[[ Records shown, beginning ]]

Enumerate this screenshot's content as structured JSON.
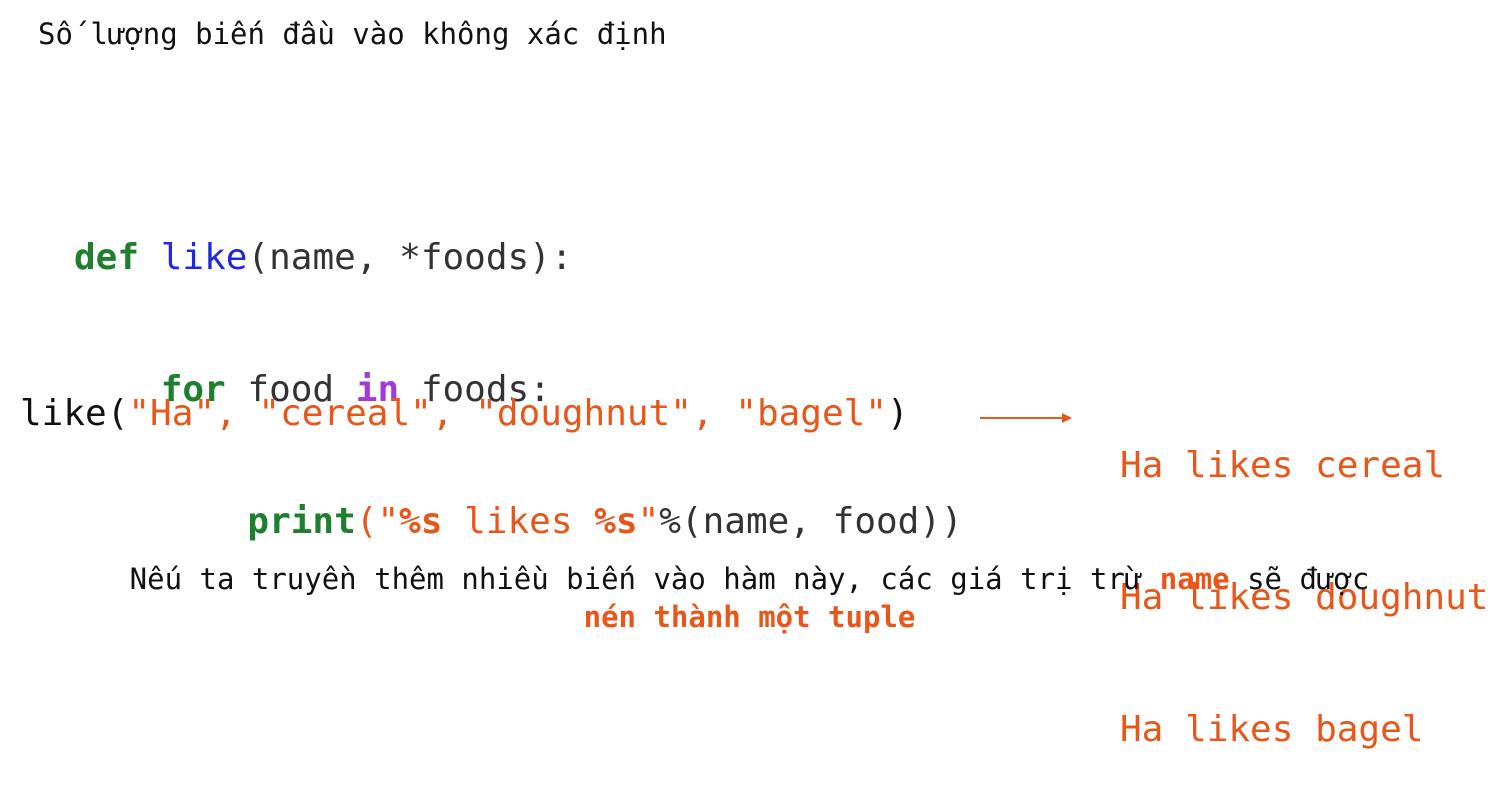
{
  "title": "Số lượng biến đầu vào không xác định",
  "code": {
    "line1": {
      "kw_def": "def",
      "fn_name": "like",
      "signature": "(name, *foods):"
    },
    "line2": {
      "indent": "    ",
      "kw_for": "for",
      "mid": " food ",
      "kw_in": "in",
      "tail": " foods:"
    },
    "line3": {
      "indent": "        ",
      "kw_print": "print",
      "open": "(\"",
      "fmt1": "%s",
      "likes": " likes ",
      "fmt2": "%s",
      "close_quote": "\"",
      "tail": "%(name, food))"
    }
  },
  "call": {
    "fn": "like(",
    "arg1": "\"Ha\", ",
    "arg2": "\"cereal\", ",
    "arg3": "\"doughnut\", ",
    "arg4": "\"bagel\"",
    "close": ")"
  },
  "output": [
    "Ha likes cereal",
    "Ha likes doughnut",
    "Ha likes bagel"
  ],
  "note": {
    "part1": "Nếu ta truyền thêm nhiều biến vào hàm này, các giá trị trừ ",
    "highlight1": "name",
    "part2": " sẽ được",
    "highlight2": "nén thành một tuple"
  },
  "colors": {
    "keyword_green": "#1e7f2e",
    "keyword_purple": "#a33ad8",
    "function_blue": "#1f28e0",
    "string_orange": "#e8561a"
  },
  "icons": {
    "arrow": "right-arrow-icon"
  }
}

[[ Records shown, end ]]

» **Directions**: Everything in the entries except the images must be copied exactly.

» **Task solution**:
Enumerate this screenshot's content as structured JSON.
{
  "title": "Số lượng biến đầu vào không xác định",
  "code": {
    "line1": {
      "kw_def": "def",
      "fn_name": "like",
      "signature": "(name, *foods):"
    },
    "line2": {
      "indent": "    ",
      "kw_for": "for",
      "mid": " food ",
      "kw_in": "in",
      "tail": " foods:"
    },
    "line3": {
      "indent": "        ",
      "kw_print": "print",
      "open": "(\"",
      "fmt1": "%s",
      "likes": " likes ",
      "fmt2": "%s",
      "close_quote": "\"",
      "tail": "%(name, food))"
    }
  },
  "call": {
    "fn": "like(",
    "arg1": "\"Ha\", ",
    "arg2": "\"cereal\", ",
    "arg3": "\"doughnut\", ",
    "arg4": "\"bagel\"",
    "close": ")"
  },
  "output": [
    "Ha likes cereal",
    "Ha likes doughnut",
    "Ha likes bagel"
  ],
  "note": {
    "part1": "Nếu ta truyền thêm nhiều biến vào hàm này, các giá trị trừ ",
    "highlight1": "name",
    "part2": " sẽ được",
    "highlight2": "nén thành một tuple"
  },
  "colors": {
    "keyword_green": "#1e7f2e",
    "keyword_purple": "#a33ad8",
    "function_blue": "#1f28e0",
    "string_orange": "#e8561a"
  },
  "icons": {
    "arrow": "right-arrow-icon"
  }
}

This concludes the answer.